Ma Rainey’s Black Bottom

Write this down. Chadwick Bozeman wins a posthumous Best Supporting Actor Oscar at next year’s gala event.

Set in Chicago in 1927, Ma Rainey’s Black Bottom captures the meaning of being an African-American in the decades following the Civil War.  Directed by George C. Wolfe and based on August Wilson’s 1982 play, the film has the same dark emotional content as Fences (2016), Wilson’s other play taken to the screen.

The entire movie, which runs a few minutes over 1½ hours, takes place in a Chicago recording studio run by a white owner (Jonathan Coyne) more interested in profit than race relations. Ma, played in an over-powering style by the glorious Viola Davis, is a woman filled with piss and vinegar whose motto is “My way or the highway.”

Ma arrives late to join her talented band, four black men played in mesmerizing style by Colman Domingo, Glynn Turman, Michael Potts, and the above-mentioned Mr. Bozeman. They are there to make a little cash by supporting Ma as she records several songs.

Raised in Alabama, Ma knows how to command attention.  Overweight with a mouthful of gold teeth, Ms. Davis gives an electric performance as a singer who captures post slavery music known as the Blues that will leave you astonished. She also will likely receive an Oscar nomination.

But it is the performance of Bozeman as the trumpet player Levee that elevates this film into an artistic orbit.  Just as he did in Black Panther (2018); Get On Up (2014) where he played James Brown; his role as Jackie Robinson in 42 (2013); and as Thurgood Marshall in Marshall (2017), Boseman captures your attention from the beginning of the movie to its tragic end.

All Levee wants is a band to record music he has composed, and he knows how to appeal to a white audience.  His tragic story of growing up in the Jim Crowe South will leave you matching the tears flowing down his cheeks.

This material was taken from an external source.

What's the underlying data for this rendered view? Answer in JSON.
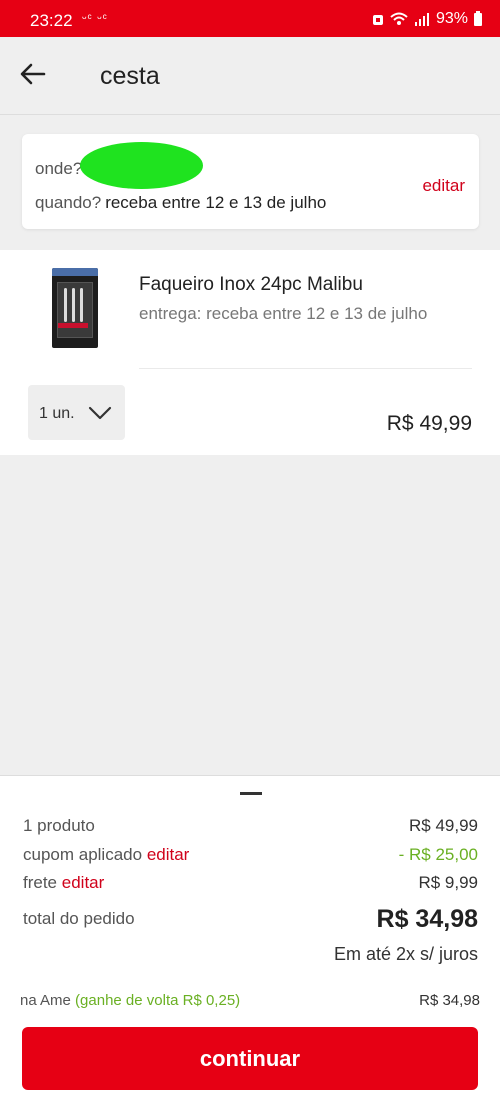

This is a film about the cost of being black in a country that embraced segregation. Ma and Levee were fighting to break through that barrier, but some would pay a price that would leave many crushed by boots worn by white Americans.